The real investment thesis for eBay is the fact that its current multiples are being unfairly held down due to its primary classification as an e-tailer or e-commerce company, which is low-margin, macro-economic sensitive. However, I don't believe investors are appreciating the fact that nearly 40% of eBay's revenues are derived from its payments segment (namely PayPal) which has the opportunity for margin expansion and higher growth. Part of the real beauty of eBay is that theMarketplace (eBay.com), what you know as the auction site, is a cash flow generator, which in turn funds the growth and expansion of PayPal.

Sum Of eBay's Parts

For the SOTP valuation, let's break down its two key segments to better calculate eBay's appropriate multiples. So let's find some peers. eBay has two key segments - Marketplace and Payments.

For the Marketplace segment, three of the best competitors areAmazon (AMZN)Overstock (OSTKand Groupon (GRPN). For thePayments segment top peers are Visa (V) and MasterCard (MA).

Both Visa and MasterCard have plans to enter the mobile payments market, with Visa teaming up with BlackBerry and MasterCard with ING. eBay and PayPal's big move into mobile payments includes partnering with Discover to give retail outlets the ability to accept PayPal in store via Discover terminals.

For eBay's Marketplace peers, Groupon is a relative newcomer that is shaking up the e-commerce market (see if Groupon can turn around without Mason). Amazon continues to be the undisputed leader in the e-commerce market, and Overstock is a smaller e-commerce peer, but a peer nonetheless (check out other e-commerce newcomers).

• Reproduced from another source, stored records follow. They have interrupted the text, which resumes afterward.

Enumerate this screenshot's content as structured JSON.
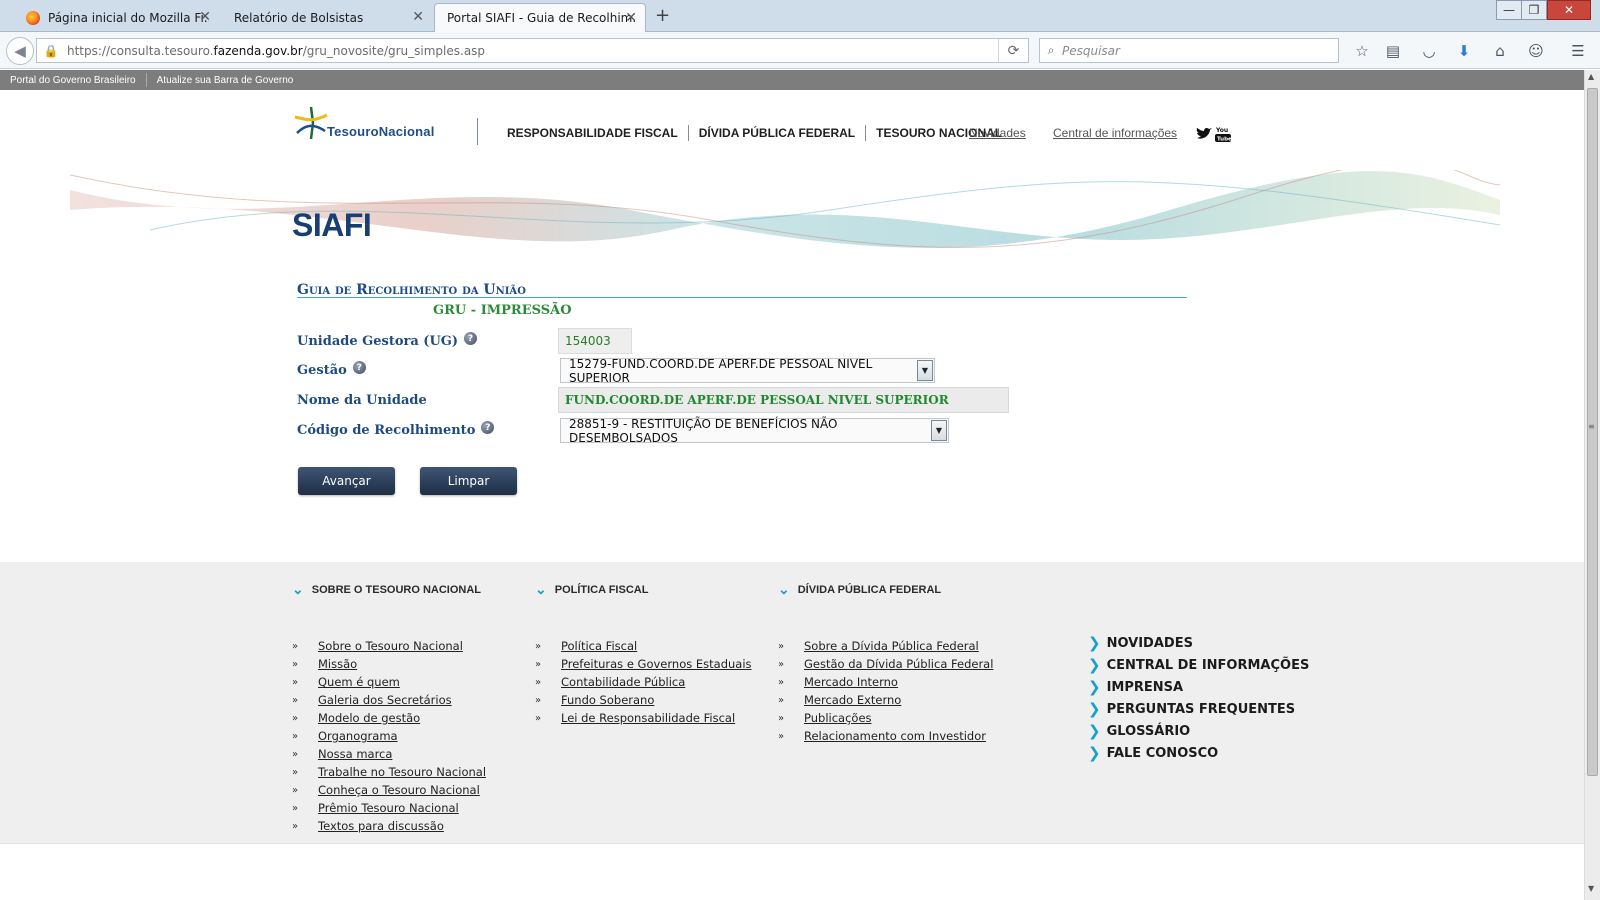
{
  "browser": {
    "tabs": [
      {
        "label": "Página inicial do Mozilla Fi...",
        "active": false
      },
      {
        "label": "Relatório de Bolsistas",
        "active": false
      },
      {
        "label": "Portal SIAFI - Guia de Recolhim...",
        "active": true
      }
    ],
    "new_tab": "+",
    "url_prefix": "https://consulta.tesouro.",
    "url_domain": "fazenda.gov.br",
    "url_path": "/gru_novosite/gru_simples.asp",
    "search_placeholder": "Pesquisar",
    "icons": [
      "back-icon",
      "lock-icon",
      "reload-icon",
      "search-icon",
      "bookmark-star-icon",
      "reading-list-icon",
      "pocket-icon",
      "download-icon",
      "home-icon",
      "chat-icon",
      "menu-icon"
    ]
  },
  "govbar": {
    "portal": "Portal do Governo Brasileiro",
    "atualize": "Atualize sua Barra de Governo"
  },
  "header": {
    "logo_text": "TesouroNacional",
    "nav": [
      "RESPONSABILIDADE FISCAL",
      "DÍVIDA PÚBLICA FEDERAL",
      "TESOURO NACIONAL"
    ],
    "novidades": "Novidades",
    "central": "Central de informações",
    "page_title": "SIAFI"
  },
  "form": {
    "title": "Guia de Recolhimento da União",
    "subtitle": "GRU - IMPRESSÃO",
    "ug_label": "Unidade Gestora (UG)",
    "ug_value": "154003",
    "gestao_label": "Gestão",
    "gestao_value": "15279-FUND.COORD.DE APERF.DE PESSOAL NIVEL SUPERIOR",
    "nome_label": "Nome da Unidade",
    "nome_value": "FUND.COORD.DE APERF.DE PESSOAL NIVEL SUPERIOR",
    "codigo_label": "Código de Recolhimento",
    "codigo_value": "28851-9 - RESTITUIÇÃO DE BENEFÍCIOS NÃO DESEMBOLSADOS",
    "avancar": "Avançar",
    "limpar": "Limpar"
  },
  "footer": {
    "col1": {
      "title": "SOBRE O TESOURO NACIONAL",
      "links": [
        "Sobre o Tesouro Nacional",
        "Missão",
        "Quem é quem",
        "Galeria dos Secretários",
        "Modelo de gestão",
        "Organograma",
        "Nossa marca",
        "Trabalhe no Tesouro Nacional",
        "Conheça o Tesouro Nacional",
        "Prêmio Tesouro Nacional",
        "Textos para discussão"
      ]
    },
    "col2": {
      "title": "POLÍTICA FISCAL",
      "links": [
        "Política Fiscal",
        "Prefeituras e Governos Estaduais",
        "Contabilidade Pública",
        "Fundo Soberano",
        "Lei de Responsabilidade Fiscal"
      ]
    },
    "col3": {
      "title": "DÍVIDA PÚBLICA FEDERAL",
      "links": [
        "Sobre a Dívida Pública Federal",
        "Gestão da Dívida Pública Federal",
        "Mercado Interno",
        "Mercado Externo",
        "Publicações",
        "Relacionamento com Investidor"
      ]
    },
    "quick_links": [
      "NOVIDADES",
      "CENTRAL DE INFORMAÇÕES",
      "IMPRENSA",
      "PERGUNTAS FREQUENTES",
      "GLOSSÁRIO",
      "FALE CONOSCO"
    ]
  },
  "colors": {
    "brand_blue": "#1b4a8d",
    "accent_cyan": "#18a1c8",
    "green_value": "#20882e"
  }
}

The multiples for the major competitors are outlined below...

read the rest here...